━━ Input for this task ━━

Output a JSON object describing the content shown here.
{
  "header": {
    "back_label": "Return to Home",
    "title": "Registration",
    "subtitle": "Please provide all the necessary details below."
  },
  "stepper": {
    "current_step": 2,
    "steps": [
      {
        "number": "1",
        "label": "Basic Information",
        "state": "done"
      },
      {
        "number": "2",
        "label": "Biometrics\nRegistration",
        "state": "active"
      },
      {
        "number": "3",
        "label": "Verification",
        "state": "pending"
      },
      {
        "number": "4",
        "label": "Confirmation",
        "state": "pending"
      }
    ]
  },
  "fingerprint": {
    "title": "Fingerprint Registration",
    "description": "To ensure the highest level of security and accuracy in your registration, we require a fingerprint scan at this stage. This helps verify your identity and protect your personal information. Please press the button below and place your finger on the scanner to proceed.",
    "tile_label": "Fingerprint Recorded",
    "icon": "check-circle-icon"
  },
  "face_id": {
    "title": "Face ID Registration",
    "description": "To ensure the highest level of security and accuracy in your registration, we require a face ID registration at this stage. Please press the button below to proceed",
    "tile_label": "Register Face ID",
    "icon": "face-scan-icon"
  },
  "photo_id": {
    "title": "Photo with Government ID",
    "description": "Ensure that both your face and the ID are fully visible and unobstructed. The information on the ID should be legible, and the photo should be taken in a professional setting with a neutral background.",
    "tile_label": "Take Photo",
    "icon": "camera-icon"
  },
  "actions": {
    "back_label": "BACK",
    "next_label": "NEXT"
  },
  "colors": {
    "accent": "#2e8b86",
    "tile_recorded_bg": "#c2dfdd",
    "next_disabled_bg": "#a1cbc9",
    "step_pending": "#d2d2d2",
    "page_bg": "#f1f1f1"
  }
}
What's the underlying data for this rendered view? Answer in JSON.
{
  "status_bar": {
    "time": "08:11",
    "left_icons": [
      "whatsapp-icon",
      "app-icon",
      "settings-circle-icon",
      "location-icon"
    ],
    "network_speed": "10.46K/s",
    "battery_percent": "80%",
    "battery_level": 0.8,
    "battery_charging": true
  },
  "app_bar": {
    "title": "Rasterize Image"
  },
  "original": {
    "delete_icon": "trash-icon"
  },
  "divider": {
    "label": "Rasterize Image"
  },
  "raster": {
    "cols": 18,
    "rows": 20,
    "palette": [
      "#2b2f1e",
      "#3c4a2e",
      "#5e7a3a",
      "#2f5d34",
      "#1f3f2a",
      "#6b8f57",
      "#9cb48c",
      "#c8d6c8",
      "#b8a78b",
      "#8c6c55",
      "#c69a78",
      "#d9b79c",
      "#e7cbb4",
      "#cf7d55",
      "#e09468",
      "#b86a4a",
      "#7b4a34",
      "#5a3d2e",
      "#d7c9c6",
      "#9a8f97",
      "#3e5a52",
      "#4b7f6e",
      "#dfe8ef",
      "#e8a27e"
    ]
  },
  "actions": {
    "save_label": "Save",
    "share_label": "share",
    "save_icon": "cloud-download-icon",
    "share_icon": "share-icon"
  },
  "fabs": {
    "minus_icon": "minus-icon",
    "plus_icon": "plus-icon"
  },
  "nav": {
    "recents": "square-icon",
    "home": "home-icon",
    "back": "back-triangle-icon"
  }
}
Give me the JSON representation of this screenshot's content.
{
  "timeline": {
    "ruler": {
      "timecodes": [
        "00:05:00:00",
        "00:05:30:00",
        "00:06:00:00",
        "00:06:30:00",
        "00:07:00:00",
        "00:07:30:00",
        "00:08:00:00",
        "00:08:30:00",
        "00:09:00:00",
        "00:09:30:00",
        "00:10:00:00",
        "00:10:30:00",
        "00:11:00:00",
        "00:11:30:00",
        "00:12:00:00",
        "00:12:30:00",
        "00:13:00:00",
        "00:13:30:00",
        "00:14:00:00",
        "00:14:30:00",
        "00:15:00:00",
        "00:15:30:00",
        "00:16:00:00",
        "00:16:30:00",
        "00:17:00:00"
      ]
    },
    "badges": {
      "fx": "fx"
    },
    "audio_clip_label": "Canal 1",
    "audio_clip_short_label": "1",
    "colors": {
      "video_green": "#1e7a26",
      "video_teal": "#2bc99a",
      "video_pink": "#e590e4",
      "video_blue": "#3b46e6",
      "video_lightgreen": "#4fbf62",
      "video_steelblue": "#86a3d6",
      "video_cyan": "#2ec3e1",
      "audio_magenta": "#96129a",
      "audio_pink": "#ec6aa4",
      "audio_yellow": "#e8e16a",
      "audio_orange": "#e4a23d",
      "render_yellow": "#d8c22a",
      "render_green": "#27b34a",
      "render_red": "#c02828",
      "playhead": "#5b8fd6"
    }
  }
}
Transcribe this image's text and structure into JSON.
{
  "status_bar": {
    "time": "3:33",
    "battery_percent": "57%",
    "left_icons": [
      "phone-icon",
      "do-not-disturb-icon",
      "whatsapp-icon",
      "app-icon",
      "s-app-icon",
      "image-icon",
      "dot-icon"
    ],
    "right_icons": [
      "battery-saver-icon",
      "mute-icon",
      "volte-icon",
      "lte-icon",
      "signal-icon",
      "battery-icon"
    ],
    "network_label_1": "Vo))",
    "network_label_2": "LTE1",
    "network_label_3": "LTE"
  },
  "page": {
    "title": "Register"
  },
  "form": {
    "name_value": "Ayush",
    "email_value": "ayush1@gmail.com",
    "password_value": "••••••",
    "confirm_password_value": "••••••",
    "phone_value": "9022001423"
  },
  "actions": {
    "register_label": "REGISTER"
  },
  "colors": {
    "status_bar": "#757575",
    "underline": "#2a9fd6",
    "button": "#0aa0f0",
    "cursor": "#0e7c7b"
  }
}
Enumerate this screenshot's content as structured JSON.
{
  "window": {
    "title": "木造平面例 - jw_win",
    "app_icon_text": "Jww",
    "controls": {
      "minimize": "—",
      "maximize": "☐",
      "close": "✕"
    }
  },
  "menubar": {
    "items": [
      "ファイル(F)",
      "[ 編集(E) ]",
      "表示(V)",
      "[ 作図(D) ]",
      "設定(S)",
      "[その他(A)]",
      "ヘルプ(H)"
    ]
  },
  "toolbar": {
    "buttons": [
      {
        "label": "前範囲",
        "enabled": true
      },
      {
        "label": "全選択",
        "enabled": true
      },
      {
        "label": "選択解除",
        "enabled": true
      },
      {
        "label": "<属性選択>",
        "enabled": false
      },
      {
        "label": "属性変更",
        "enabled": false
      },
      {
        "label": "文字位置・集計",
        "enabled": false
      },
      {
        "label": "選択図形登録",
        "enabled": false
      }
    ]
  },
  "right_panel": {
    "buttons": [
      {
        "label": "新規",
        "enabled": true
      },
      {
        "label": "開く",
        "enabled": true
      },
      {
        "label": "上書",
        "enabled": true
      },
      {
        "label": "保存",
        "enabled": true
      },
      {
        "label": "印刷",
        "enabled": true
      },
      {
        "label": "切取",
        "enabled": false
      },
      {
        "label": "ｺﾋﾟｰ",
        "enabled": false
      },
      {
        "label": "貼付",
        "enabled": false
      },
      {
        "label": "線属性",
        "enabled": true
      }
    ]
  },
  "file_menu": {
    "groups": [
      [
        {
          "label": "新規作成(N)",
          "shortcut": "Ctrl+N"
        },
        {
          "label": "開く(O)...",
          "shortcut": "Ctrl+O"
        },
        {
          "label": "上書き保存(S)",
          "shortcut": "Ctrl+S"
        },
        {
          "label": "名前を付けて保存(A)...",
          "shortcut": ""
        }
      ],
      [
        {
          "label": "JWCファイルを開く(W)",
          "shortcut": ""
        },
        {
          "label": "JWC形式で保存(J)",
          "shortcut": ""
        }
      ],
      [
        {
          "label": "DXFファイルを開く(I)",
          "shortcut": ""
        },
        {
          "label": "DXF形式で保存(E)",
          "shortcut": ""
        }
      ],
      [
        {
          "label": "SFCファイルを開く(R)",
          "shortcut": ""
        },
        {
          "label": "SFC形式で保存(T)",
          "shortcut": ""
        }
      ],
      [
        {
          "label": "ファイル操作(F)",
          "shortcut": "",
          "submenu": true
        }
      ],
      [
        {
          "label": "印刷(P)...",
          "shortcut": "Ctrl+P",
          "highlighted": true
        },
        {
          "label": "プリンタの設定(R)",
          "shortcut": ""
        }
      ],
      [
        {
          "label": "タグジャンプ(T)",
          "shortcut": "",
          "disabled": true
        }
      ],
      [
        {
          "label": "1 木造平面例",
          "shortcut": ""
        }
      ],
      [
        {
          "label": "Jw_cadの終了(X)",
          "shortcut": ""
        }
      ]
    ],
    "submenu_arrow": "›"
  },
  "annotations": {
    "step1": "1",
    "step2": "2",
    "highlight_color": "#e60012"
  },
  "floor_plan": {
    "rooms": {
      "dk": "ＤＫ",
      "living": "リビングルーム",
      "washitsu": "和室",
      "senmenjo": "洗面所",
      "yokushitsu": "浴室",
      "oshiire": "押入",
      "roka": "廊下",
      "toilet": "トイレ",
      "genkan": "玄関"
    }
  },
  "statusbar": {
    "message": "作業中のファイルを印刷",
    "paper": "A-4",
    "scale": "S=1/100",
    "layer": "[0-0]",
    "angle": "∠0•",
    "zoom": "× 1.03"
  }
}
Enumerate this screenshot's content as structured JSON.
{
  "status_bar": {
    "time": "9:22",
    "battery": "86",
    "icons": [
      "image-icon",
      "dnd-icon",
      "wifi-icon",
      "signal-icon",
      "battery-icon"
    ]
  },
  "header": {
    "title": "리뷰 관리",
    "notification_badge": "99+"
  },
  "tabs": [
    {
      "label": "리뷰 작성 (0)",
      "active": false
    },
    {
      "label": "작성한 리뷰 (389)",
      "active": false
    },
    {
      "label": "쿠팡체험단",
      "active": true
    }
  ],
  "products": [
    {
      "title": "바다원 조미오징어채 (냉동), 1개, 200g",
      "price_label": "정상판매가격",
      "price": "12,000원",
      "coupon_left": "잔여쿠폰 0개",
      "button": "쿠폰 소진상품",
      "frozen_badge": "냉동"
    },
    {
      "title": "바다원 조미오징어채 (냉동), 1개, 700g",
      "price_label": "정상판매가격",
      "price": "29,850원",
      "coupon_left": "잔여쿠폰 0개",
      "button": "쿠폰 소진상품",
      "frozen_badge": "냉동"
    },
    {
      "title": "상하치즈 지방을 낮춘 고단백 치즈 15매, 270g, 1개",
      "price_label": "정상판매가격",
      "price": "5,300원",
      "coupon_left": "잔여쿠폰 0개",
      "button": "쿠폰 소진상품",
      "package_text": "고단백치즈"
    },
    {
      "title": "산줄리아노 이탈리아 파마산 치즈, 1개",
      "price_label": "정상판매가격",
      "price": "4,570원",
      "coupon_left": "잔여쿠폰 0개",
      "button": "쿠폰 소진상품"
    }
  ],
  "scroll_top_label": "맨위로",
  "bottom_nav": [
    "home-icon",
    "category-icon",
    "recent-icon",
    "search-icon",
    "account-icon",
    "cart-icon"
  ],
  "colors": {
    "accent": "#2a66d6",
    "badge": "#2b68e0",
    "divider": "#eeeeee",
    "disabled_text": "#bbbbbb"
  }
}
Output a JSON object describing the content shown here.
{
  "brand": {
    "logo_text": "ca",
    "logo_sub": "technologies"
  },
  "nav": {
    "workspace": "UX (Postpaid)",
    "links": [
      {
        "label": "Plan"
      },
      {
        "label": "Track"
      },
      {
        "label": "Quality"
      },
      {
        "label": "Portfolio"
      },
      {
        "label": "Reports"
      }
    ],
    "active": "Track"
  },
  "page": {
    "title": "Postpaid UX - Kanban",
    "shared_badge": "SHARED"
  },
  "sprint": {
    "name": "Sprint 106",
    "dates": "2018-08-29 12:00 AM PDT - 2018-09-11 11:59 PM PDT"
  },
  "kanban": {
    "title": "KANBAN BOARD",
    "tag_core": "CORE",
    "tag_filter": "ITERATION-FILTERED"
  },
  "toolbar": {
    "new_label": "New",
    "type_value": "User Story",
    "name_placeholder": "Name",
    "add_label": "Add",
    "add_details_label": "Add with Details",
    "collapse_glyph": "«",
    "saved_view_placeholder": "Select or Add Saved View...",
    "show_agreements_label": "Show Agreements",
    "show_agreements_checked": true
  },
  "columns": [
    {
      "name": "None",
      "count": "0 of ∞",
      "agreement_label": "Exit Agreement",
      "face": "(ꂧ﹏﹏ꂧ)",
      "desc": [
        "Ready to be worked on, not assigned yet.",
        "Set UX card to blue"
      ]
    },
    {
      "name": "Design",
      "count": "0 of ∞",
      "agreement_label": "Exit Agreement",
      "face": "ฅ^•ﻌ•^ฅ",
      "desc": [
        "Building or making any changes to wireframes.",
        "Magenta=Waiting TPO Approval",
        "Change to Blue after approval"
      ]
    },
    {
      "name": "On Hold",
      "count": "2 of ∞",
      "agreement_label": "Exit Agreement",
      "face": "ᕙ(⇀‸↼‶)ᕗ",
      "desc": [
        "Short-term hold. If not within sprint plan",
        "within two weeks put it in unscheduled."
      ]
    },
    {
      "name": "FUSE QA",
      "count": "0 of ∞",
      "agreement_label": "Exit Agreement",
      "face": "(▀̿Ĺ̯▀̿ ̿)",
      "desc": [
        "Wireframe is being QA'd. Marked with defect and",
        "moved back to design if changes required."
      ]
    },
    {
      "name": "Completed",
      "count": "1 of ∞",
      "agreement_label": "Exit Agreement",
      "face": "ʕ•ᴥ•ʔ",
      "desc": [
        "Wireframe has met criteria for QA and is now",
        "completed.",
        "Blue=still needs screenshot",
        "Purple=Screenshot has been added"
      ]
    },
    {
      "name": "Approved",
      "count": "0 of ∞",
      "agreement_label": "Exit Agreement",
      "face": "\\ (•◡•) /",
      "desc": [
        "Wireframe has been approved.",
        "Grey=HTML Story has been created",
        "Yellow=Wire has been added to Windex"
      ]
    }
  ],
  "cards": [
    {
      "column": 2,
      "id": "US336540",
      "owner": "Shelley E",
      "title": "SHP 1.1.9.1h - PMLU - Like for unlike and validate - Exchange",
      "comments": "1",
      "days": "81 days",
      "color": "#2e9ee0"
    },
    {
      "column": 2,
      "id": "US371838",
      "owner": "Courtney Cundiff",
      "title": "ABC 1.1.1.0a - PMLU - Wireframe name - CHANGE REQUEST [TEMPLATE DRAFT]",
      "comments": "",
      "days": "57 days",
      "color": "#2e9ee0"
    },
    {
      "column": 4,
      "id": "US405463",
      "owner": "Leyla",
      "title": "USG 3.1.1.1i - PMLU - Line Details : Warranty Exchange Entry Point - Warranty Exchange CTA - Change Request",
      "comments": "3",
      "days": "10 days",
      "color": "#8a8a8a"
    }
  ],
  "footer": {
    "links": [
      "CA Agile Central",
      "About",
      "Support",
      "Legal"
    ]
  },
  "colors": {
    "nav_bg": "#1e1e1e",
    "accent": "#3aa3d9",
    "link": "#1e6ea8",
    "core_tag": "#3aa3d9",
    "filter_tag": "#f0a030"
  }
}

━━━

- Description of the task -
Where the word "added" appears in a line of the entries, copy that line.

- Worked solution -
        "Purple=Screenshot has been added"
        "Yellow=Wire has been added to Windex"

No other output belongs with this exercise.